Restate the records word for word. Include no pictures.

___ Information provided

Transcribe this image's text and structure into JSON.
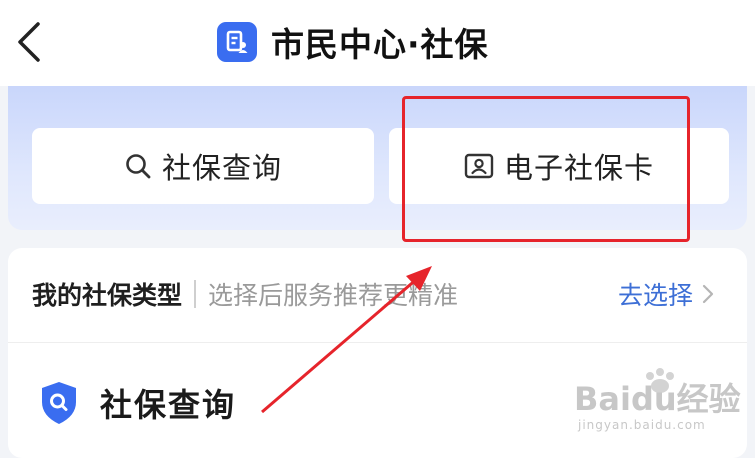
{
  "header": {
    "title": "市民中心·社保"
  },
  "quick_actions": [
    {
      "label": "社保查询",
      "icon": "search-icon"
    },
    {
      "label": "电子社保卡",
      "icon": "id-card-icon"
    }
  ],
  "insurance_type": {
    "label": "我的社保类型",
    "hint": "选择后服务推荐更精准",
    "action": "去选择"
  },
  "section": {
    "title": "社保查询",
    "icon": "shield-search-icon"
  },
  "watermark": {
    "brand": "Baidu经验",
    "url": "jingyan.baidu.com"
  },
  "colors": {
    "accent": "#3a6df0",
    "link": "#3d6fd6",
    "highlight": "#e6242b"
  }
}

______

Answer:
Transcribe this image's text and structure into JSON.
{
  "header": {
    "title": "市民中心·社保"
  },
  "quick_actions": [
    {
      "label": "社保查询",
      "icon": "search-icon"
    },
    {
      "label": "电子社保卡",
      "icon": "id-card-icon"
    }
  ],
  "insurance_type": {
    "label": "我的社保类型",
    "hint": "选择后服务推荐更精准",
    "action": "去选择"
  },
  "section": {
    "title": "社保查询",
    "icon": "shield-search-icon"
  },
  "watermark": {
    "brand": "Baidu经验",
    "url": "jingyan.baidu.com"
  },
  "colors": {
    "accent": "#3a6df0",
    "link": "#3d6fd6",
    "highlight": "#e6242b"
  }
}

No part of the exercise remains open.